Fitness & Wellness in College Recreation Facilities

By Rick Dandes

While recreation centers widen the scope of their offerings, never forget the basics, Sherrard said. "When it comes to equipment and activities, you want to have flexible fitness zones for individual training to various-sized group training spaces. This is critical to providing options and flexibility for all students with varying degrees of body consciousness and abilities."

And, "the customization aspect of functional training fitness has opened the door for some pretty amazing, dynamic and engaging fitness opportunities."

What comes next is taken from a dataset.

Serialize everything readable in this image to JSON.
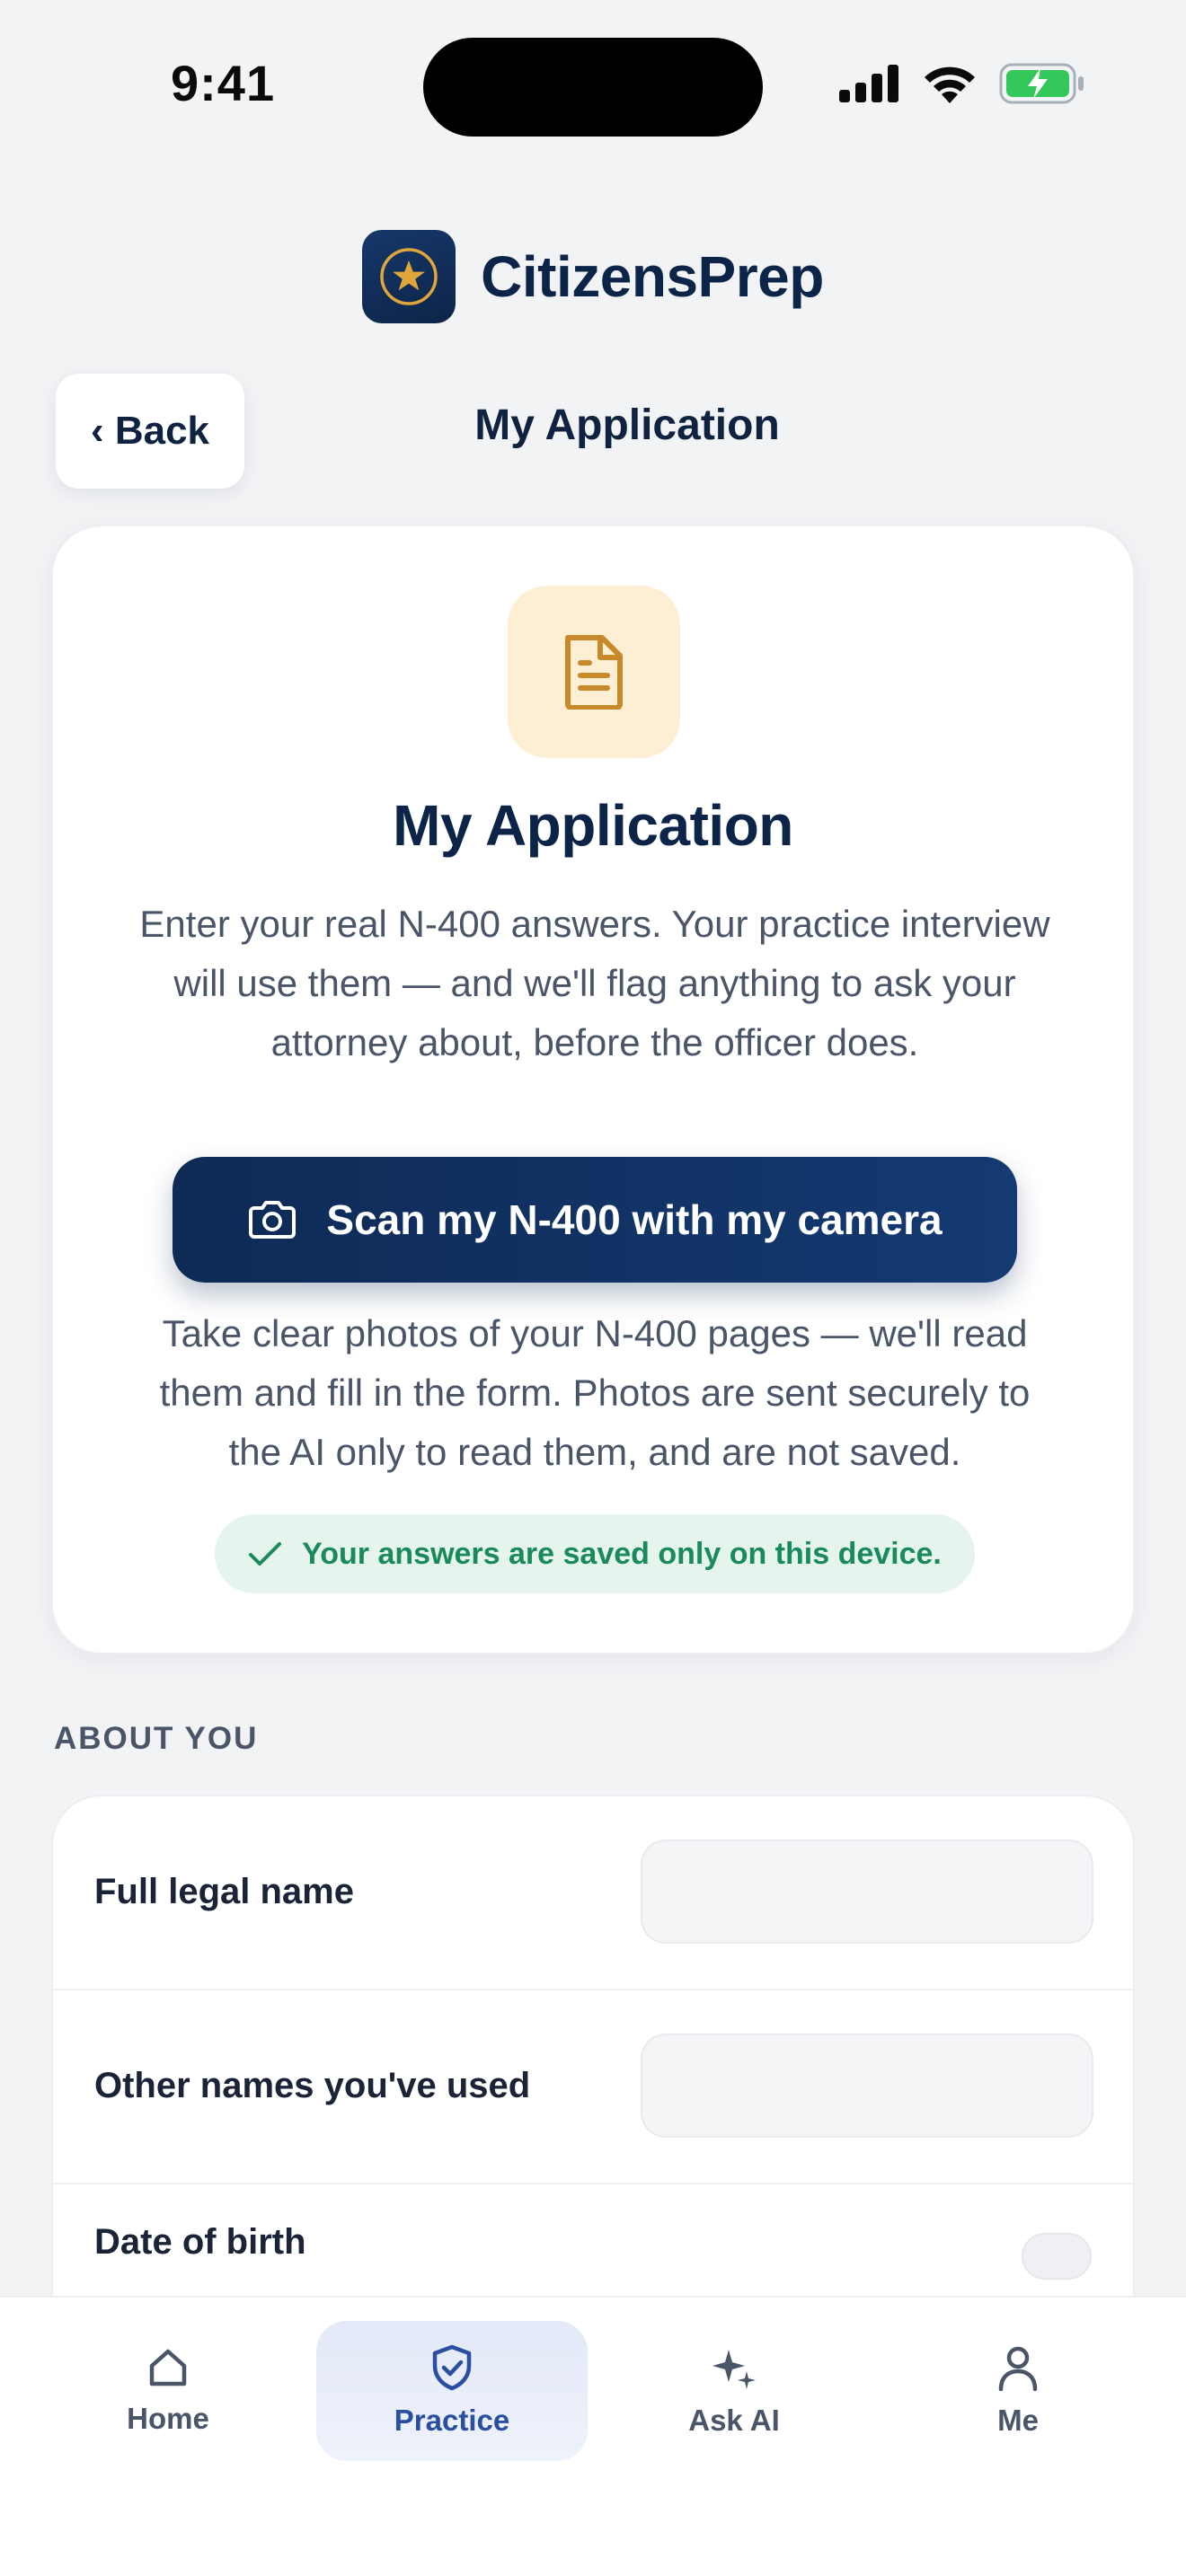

But fitness spaces are just one aspect of 'whole' student wellness focus, he explained. Bouldering walls that engage one's whole body for balance, strength and focus are growing in future fitness and recreation spaces, as they offer a less intimidating, more social, yet challenging climbing experience.

The flexibility of functional cross-training equipment has opened the door for some incredible, dynamic and engaging fitness opportunities, Sherrard said. Moveable fitness gear that facilitates climbing, jumping, flipping, slamming, balancing, etc., add endless variety to one's fitness experience.

Some other unique offerings Sherrard suggests are ninja courses suspended over aquatic areas, as well as integrating kinetic climbing structures. These add interest and energy to existing program amenities, he said.

Ohle explained that you should offer a mind-body suite of yoga, light therapy, massage and personal trainer space. He also suggests a diversity of indoor synthetic court types for club-sports needs: basketball, volleyball, tennis, badminton, and pickleball.

"We are designing a 20,000-square-foot indoor turf venue for Forest County Potawatomi Tribe in Crandon, Wis.," he said. "The functionality of indoor turf for club sports is invaluable. Some of our clients are using the space for soccer, ultimate, lacrosse and functional fitness."

Post-pandemic, said Braam, we'll likely see more and more repurposed recreation facilities designed to foster a culture of sustainability, healthy lifestyles and disease prevention. The new recreation centers will combine the best aspects of a fitness center, health clinic and research lab, have a green roof with vegetable and herb gardens, a healthy bistro, a research and educational grocery lab, and meeting and classroom space.

You have to plan for the unexpected, Ohle said. Spaces must be multipurpose. Everyone seems to need to attract partners in wellness. "I see few dedicated to one-event kinds of spaces, which means … more convertible rooms. What began with operable walls and push-button drop-down curtains and basketball goals has grown to push-button drop-down volleyball nets and sky-fold walls. I am using drop-down curtains in group exercise rooms to cover up mirrors for multipurpose function use." RM